Some of the other contributes are 'spot on' when they compare commuting times and assess the impact of speed limits on the cycle path. My commute is on the long side (20miles) and any fixed speed limitations would have a massive impact on my commute time (on the open segments I can average at 25mph). So any decision about speed limits needs to ensure that it does not make cycling less attractive when compared to other modes of transport, and the speed limits must be representative of the risks. The proposal to have a speed limits as low as 5-10mph is ridiculous and would prevent me from running on segments of the path.

Generally speaking, when I am on the Bristol to Bath cycle path [(6:30am - 7:30am) and (5:30pm to 6:30pm)] there are very few people around and because the path is generally well away from public areas I see no need for a mandatory speed limits. I am also unsure how such a speed limit would be implemented, i.e. who is going to monitor speed limits? and what would be the penalty? Also to have an enforced speed limit would suggest that all cyclists must cycle with a speedometer, because even the casual cyclist could exceed 20mph on a downhill segment with a following wind.

I would concede however that in some sections of the cycle path, it would be appropriate to add better markings and signs for both pedestrians and cyclists to warn them of the inherent risks where there are accesses on to the cycle path. I would also agree that this could include physical warnings, e.g. bollards/rumble strips on the cycle path, and gates on the pedestrian accesses. These measures might not slow the irresponsible cyclists significantly, but it will increase overall awareness and this can only be a good thing.

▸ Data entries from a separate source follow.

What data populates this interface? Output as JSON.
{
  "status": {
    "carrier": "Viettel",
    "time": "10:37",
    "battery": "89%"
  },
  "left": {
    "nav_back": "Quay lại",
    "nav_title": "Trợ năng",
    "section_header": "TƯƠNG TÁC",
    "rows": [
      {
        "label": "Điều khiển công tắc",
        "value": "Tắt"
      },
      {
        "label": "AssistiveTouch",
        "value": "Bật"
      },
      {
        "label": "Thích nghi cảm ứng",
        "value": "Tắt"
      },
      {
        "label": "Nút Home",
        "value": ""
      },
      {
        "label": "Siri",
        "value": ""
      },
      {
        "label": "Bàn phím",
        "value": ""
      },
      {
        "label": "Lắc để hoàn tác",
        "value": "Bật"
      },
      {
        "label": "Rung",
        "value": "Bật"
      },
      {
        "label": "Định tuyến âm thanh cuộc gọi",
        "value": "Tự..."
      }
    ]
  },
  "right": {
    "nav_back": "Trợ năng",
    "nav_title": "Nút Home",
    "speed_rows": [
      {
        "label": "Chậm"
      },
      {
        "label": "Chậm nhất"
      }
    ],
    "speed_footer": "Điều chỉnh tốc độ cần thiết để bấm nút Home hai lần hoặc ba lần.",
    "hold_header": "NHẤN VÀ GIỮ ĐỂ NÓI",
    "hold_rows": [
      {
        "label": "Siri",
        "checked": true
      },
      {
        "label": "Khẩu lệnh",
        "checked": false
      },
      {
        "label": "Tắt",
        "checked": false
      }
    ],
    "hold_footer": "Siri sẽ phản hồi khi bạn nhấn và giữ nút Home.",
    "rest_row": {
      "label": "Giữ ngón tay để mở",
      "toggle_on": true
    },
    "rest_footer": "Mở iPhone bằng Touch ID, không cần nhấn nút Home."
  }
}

I would also agree that cyclists who want to go fast should avoid cycle paths at the weekend, when the cycle paths are congested with families. Most keen cyclists do, but I have seen several examples of the casual/inexperienced cyclists getting carried around on a hot summer’s afternoon.

I think it is important to remember that both pedestrians and cyclists should share responsibility. For example:
- In the winter I have had several near misses with pedestrians and cycling not wearing reflective clothing or lights;
- Dog walkers allowing their dogs to run freely across the path, especially when they are on extendable leads that cross the path;
- Groups of school children taking up the up the whole width of the path, and oblivious to all those around them. (I one case I actually stopped and a 15 year old girl texting on her phone walked in to my bike);
- Cyclists/joggers/walkers wearing headphones, who can't hear your bell.

So in summary, I would reject any idea of a speed limit as being unworkable and impossible to enforce. I would however support better warning signs and, in some areas, physical reminders for cyclists and pedestrians of the risks.

posted by BathBoardman [1 posts]
30th July 2013 - 10:00

11 Likes